In its main data center, the team deployed a HP 8212 zl core switch with unified wired and wireless management capabilities courtesy of the HP MSM765 zl Premium Mobility Controller, and scalable flexibility based on HP’s Intelligent Resilient Framework technology, which allows Clinton Public Schools to flatten its network and view its various network components as a single, logical device.
Campuses received HP 2910 al intelligent edge switches and routing via HP 5406 zl switches. Wireless access is provided by HP MSM460 Dual Radio Access Points—423 in total, both indoors and out, giving wireless coverage to all offices, classrooms and public outdoor areas of the district. “In a year, we’ve gone from a Model T to a Ferrari,” Ball says. “Our network barely had a wireless presence before, and now it’s designed to handle up to 10,000 devices. We’re just trying to stay a step ahead of the kids.”
Secure VLANs on the fly
In early 2013, the district’s Eastside Elementary School hosted an episode of celebrity chef Rachel Ray’s television show that featured avery special special guest: First Lady Michelle Obama.
The challenge put the district’s new network in the spotlight in a big way. “We had hosted special functions before, but nothing like this,”Ball relates. “The White House contacted us and said ‘We want a private VLAN set up, and we need it done in four hours,’ so the guys at Next Step Innovation helped us with the configuration and we had a secure VLAN set up in four hours.”

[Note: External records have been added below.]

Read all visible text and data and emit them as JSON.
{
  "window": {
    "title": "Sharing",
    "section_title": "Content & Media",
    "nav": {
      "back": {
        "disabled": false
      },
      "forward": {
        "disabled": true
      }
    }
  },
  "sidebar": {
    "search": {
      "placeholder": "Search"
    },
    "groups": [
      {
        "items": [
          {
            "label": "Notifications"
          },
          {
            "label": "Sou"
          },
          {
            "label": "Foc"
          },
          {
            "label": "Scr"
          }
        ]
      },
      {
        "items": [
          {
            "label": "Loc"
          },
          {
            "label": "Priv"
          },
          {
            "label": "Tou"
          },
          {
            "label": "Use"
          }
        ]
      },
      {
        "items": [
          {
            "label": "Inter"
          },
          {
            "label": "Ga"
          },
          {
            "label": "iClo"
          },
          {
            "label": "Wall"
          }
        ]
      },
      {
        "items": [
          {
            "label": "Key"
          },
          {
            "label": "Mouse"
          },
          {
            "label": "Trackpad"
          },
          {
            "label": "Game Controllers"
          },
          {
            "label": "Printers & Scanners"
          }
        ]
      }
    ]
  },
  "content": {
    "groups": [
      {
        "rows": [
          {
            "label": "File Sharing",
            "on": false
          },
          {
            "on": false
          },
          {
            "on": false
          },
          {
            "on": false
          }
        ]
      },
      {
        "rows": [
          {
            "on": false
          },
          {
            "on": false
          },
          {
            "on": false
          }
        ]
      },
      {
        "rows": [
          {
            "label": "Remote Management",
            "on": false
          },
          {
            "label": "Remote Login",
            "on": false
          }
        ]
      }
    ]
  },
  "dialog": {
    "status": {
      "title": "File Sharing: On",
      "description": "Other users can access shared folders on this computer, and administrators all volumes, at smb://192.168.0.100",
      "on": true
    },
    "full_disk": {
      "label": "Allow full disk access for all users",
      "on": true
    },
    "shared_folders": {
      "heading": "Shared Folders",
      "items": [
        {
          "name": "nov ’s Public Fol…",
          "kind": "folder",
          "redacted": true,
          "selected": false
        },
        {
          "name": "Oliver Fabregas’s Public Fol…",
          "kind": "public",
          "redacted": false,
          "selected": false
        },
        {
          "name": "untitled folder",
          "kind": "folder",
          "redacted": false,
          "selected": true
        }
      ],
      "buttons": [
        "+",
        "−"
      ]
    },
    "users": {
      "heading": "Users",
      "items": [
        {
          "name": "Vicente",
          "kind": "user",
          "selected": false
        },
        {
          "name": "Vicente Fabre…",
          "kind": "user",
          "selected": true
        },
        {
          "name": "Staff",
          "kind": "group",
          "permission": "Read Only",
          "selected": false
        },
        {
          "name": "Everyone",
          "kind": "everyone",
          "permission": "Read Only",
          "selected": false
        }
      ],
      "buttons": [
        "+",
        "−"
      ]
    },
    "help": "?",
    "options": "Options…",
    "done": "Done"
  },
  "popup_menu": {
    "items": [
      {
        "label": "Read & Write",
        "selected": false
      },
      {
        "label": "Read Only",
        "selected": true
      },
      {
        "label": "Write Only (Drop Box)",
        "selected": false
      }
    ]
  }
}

The event went off without a hitch. “Afterward, a White House staffer said to me, ‘I don’t know who designed your network, but this is great,’” Ball recalls. “That really validated the flexibility and security we knew we’d gotten in our HP wireless network.”
Preparing for the BYOD onslaught
During day-to-day operations, the network is built to deliver separate VLANs for students, teachers and support staff. When a 1:1 initiative launches at the beginning of the next school year, the network will be put to the test of another kind.
“Kids are surrounded by screens—televisions, desktops, laptops, tablet computers, smartphones, gaming consoles—sometimes all at once, says Ball."So building bring-your-own-device (BYOD) capabilities into our network means being ready for multiple devices per-student.”
Another kind of security network
When the team announced its wireless network to the community, the district received a request from the Clinton Police Department to allow officers to access the district’s wireless services from school parking lots. “On the face of it, it seemed like a good, practical idea,” Ball says. “Police officers are always looking for a place to pull over and fill out a report, check email or get some paperwork done, so we said yes.”
A sense of ownership
Parents can register their students online in about half the time it used to take to fill out the 20 pages of paper forms; teachers are uploading and streaming videos of lectures so students can re-watch them from home; and students are learning in an immersive technology environment.
“Taking this step into a new world of wireless networking really opens up the education process to students,” Ball says. “Students are already using technology in their lives outside of school. By bringing personal technology into the education process, we’re allowing them to have a sense of ownership in their education."